= WHAT THIS TASK INVOLVES =
For each line of the data below, copy it if it holds the word "SOCIETY".

= DATA UNDER STUDY =

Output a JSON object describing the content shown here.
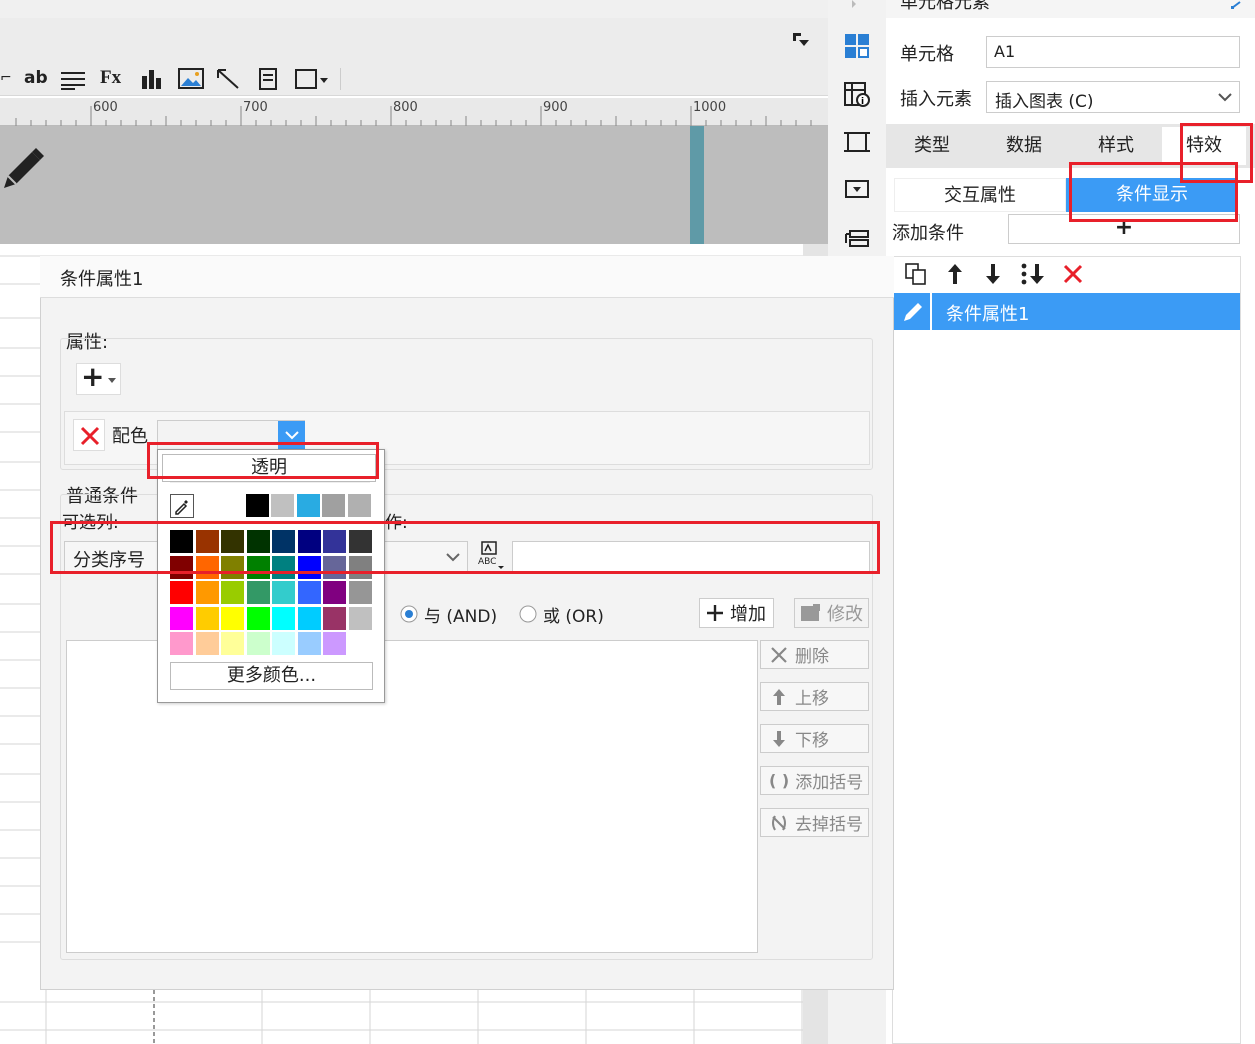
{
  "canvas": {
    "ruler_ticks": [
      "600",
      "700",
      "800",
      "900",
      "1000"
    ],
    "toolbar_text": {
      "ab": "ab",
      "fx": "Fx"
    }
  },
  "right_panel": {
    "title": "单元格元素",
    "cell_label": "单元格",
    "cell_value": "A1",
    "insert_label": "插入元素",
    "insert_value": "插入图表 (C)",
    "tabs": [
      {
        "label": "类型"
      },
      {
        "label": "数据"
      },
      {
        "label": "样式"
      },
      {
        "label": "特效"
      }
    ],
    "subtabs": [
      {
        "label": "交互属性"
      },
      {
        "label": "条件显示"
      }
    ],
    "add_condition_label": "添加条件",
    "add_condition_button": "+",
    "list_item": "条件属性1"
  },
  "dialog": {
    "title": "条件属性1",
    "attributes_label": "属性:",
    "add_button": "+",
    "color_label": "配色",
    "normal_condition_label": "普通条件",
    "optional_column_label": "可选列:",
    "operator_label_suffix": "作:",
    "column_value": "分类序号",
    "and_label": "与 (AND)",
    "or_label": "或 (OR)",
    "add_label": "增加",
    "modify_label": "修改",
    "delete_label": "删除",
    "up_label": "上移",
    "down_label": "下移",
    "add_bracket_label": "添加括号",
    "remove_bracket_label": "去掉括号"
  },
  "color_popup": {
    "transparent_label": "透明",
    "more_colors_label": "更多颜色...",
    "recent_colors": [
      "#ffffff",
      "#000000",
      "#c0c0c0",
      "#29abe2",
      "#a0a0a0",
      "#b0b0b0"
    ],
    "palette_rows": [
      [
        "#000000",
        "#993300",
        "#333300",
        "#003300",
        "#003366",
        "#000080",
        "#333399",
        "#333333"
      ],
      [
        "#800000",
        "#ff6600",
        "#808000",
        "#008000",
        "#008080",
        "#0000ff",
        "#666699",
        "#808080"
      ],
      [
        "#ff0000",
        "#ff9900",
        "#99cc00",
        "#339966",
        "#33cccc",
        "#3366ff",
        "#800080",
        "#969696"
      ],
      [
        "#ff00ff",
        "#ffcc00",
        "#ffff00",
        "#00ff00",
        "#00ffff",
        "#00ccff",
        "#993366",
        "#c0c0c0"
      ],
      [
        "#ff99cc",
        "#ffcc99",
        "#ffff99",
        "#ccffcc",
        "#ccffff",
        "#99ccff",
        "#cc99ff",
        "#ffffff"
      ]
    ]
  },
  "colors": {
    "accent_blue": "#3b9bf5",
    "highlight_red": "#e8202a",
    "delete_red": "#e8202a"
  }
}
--
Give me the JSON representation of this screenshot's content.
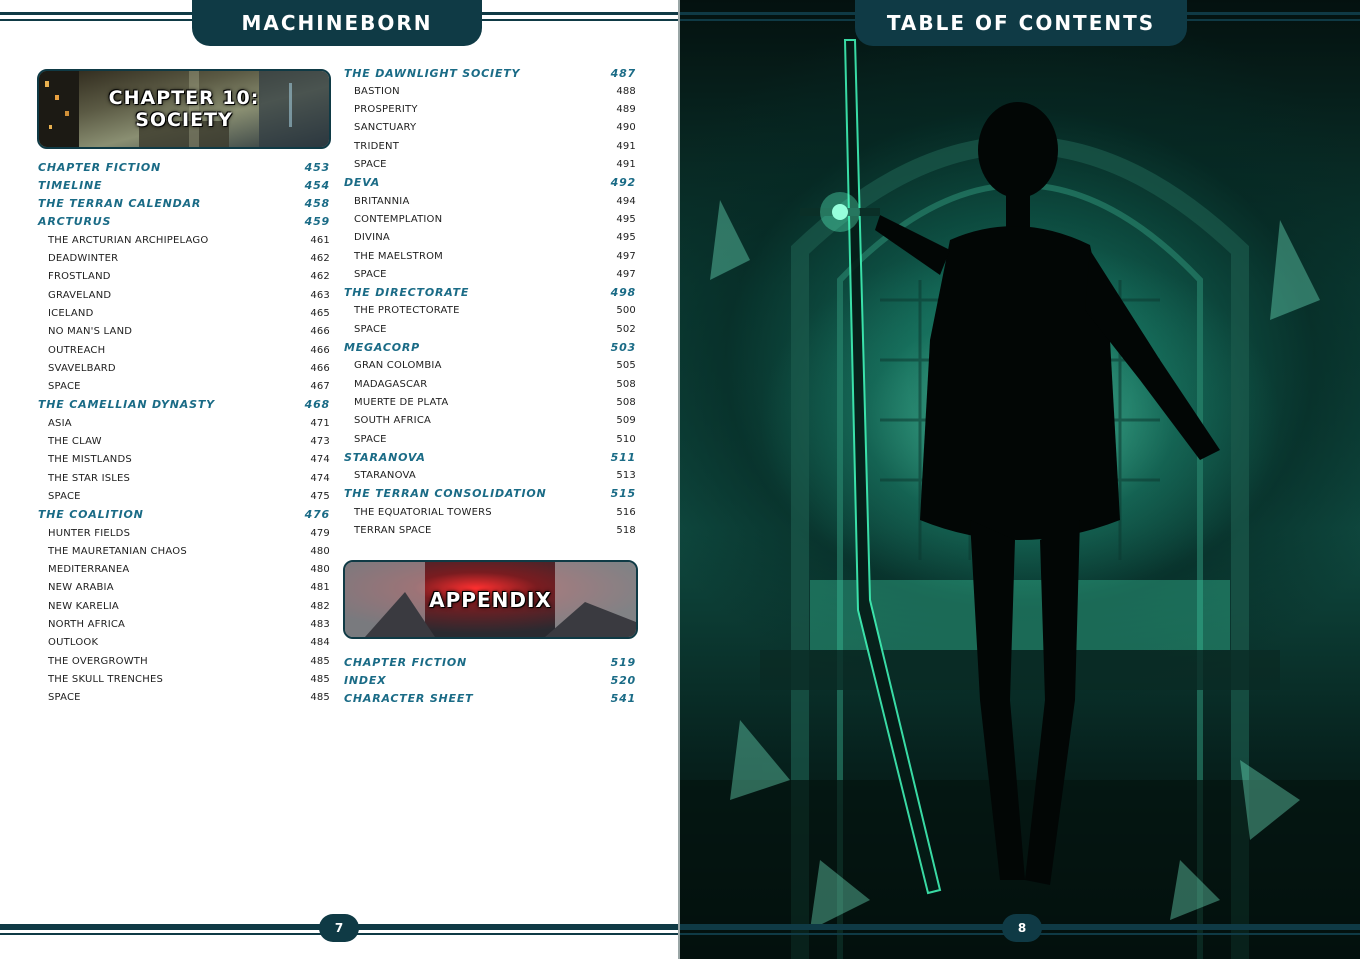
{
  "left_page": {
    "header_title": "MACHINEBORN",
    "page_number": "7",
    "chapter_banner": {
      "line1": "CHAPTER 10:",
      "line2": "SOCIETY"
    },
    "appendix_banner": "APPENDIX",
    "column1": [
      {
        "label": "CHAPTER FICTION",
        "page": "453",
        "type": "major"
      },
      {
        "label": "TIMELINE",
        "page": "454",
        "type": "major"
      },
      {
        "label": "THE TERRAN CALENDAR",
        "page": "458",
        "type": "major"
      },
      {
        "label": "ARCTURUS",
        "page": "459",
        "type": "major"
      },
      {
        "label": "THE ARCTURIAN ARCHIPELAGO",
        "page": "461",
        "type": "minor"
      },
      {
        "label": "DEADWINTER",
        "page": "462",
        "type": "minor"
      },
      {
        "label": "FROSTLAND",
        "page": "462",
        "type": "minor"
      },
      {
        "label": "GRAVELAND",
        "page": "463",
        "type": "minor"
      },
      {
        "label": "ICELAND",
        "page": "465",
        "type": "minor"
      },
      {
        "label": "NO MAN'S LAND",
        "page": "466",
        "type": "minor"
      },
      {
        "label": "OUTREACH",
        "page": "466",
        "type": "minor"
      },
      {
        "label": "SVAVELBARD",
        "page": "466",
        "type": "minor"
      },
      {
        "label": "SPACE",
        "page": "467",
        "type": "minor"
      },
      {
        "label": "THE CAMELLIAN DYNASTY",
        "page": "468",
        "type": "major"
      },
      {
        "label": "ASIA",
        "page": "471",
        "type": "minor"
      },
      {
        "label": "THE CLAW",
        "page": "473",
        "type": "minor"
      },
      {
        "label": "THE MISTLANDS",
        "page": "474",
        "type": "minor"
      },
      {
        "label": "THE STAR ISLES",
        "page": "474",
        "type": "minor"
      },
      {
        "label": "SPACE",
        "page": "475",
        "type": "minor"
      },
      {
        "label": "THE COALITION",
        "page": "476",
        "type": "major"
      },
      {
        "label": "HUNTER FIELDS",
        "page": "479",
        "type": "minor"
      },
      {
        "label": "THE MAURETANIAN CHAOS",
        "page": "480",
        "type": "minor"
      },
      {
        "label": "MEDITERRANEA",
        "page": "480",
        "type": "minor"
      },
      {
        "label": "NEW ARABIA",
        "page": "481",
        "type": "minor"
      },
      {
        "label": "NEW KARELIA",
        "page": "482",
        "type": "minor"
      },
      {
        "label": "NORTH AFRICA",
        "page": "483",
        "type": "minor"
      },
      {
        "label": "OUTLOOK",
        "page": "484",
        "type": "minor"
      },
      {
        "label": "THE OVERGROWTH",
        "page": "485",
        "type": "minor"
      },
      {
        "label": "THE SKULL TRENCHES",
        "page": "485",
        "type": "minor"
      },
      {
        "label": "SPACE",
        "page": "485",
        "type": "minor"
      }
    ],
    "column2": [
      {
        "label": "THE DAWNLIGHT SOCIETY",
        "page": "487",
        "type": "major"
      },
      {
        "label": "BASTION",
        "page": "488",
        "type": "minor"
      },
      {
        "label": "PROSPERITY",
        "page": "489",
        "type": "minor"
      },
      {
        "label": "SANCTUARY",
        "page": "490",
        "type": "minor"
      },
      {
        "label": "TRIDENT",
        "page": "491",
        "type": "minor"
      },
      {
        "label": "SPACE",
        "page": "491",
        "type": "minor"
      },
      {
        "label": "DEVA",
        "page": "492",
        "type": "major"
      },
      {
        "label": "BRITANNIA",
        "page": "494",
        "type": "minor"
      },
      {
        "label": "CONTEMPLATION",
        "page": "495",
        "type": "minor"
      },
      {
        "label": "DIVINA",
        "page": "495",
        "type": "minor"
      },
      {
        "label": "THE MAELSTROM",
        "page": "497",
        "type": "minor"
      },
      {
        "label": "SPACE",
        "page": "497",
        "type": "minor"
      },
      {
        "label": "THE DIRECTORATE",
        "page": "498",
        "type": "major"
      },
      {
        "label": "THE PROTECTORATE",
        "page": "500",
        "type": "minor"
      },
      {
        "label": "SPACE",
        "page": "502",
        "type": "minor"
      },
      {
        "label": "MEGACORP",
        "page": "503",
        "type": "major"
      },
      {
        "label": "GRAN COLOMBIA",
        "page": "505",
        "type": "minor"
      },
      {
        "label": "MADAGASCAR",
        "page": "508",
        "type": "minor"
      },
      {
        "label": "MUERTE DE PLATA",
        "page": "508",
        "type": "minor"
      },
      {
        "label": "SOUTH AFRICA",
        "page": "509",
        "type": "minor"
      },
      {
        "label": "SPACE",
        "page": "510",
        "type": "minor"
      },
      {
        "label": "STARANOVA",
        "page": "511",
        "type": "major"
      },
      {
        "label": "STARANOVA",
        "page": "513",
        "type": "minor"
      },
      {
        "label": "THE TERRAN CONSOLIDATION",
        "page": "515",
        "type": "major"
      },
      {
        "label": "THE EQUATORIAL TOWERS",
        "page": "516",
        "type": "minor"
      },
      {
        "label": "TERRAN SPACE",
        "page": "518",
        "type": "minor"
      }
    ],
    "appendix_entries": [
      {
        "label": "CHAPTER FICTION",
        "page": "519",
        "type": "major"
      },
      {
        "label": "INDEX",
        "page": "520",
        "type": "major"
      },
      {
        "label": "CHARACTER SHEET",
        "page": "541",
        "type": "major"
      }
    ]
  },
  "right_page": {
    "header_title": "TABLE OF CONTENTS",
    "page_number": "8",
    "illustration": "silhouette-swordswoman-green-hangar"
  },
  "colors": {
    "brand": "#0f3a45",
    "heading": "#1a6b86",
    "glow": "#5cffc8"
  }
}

= EXERCISE SOLUTION =
      "line2": "SOCIETY"
        "label": "THE DAWNLIGHT SOCIETY",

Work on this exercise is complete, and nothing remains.